Okay I don’t know if it is actually new, the method is so simple that I can’t imagine that no one has ever used this before. There was an article in the monthly magazine given out by the Dutch national beekeepers association about this Varroa treatment and I had not yet heard of it, it sounds quite intuitive.
In this treatment you would wait till after the last honey harvest so this time table is dependent on when you finished that. Starting too late will perhaps impact the rearing of winter bees. With this treatment, say in the first week of July, the queen should be caught and then trapped between two queen excluders in a honey super with at least 5 drawn frames at the bottom of the hive. Two weeks later the frames with brood should be removed and replaced with new drawn frames. A week after this, the queen excluders should be removed and a week later still you should remove the frames with closed brood along with the the honey super.
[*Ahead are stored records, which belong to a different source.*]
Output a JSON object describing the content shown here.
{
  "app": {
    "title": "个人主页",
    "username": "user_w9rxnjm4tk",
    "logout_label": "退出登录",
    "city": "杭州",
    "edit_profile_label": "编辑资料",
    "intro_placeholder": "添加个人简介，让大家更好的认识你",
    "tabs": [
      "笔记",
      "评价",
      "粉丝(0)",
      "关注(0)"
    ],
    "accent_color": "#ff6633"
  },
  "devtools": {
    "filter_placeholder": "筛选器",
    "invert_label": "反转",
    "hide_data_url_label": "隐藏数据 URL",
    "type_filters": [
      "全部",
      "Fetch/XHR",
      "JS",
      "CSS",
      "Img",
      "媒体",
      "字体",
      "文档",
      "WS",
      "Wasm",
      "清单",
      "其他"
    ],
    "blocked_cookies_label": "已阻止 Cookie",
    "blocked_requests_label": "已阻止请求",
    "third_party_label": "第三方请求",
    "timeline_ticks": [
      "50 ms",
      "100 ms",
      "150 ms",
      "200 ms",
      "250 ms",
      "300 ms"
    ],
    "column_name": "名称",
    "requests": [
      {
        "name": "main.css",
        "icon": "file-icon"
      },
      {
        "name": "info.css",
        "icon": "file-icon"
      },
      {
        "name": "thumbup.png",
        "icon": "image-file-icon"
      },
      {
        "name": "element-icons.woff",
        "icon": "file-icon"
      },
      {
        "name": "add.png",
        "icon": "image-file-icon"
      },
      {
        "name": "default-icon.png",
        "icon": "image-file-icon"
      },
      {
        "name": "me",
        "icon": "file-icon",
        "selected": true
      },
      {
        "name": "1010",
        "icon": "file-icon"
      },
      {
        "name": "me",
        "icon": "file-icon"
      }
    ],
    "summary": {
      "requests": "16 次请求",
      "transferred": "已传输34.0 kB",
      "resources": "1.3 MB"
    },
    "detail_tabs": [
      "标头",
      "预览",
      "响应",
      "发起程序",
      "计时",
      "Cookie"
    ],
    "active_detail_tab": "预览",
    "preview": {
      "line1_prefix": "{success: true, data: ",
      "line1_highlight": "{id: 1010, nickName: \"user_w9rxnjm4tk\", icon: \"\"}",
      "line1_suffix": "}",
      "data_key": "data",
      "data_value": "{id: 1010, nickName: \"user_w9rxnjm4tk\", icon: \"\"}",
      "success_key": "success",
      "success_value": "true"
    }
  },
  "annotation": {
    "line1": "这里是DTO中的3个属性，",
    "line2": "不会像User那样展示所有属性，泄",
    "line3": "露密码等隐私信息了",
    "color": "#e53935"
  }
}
Now the idea behind this method should be quite evident and seems simple. You don’t give the varroa any other place to hide accept in the brood, trapped in the supper with the queen. By taking away the brood you, over a number of weeks, take away most if not all Varroa mites.
The only drawback of this method I see, is that this would impact the bee population quite dramatically. You would essentially be removing almost 4 weeks of new bees from the hive. The reasoning behind this method according to the article was that treatment with formic acid, which is common in the Netherlands at the end of summer, takes a hefty toll on the bees. Living in the fumes of 80% formic acid for over 3 weeks can’t be fun. I should know, I got 80% formic acid in my face once and let me tel you, that wasn’t pleasant.
So I guess all methods of treatment have drawbacks and you should go by you’re own experience. But with the number of colonies I have (uhm…one), I can’t experiment. So I guess this year I’ll be using the method I used last year which was the Apiguard variety. But this year I’ll keep a close eye on the mite drop (and look for any ants) not forgetting the Vaseline this time.
(link to article on new site: http://bees.millar-knorr.nl/beekeeping/new-varroa-treatment/)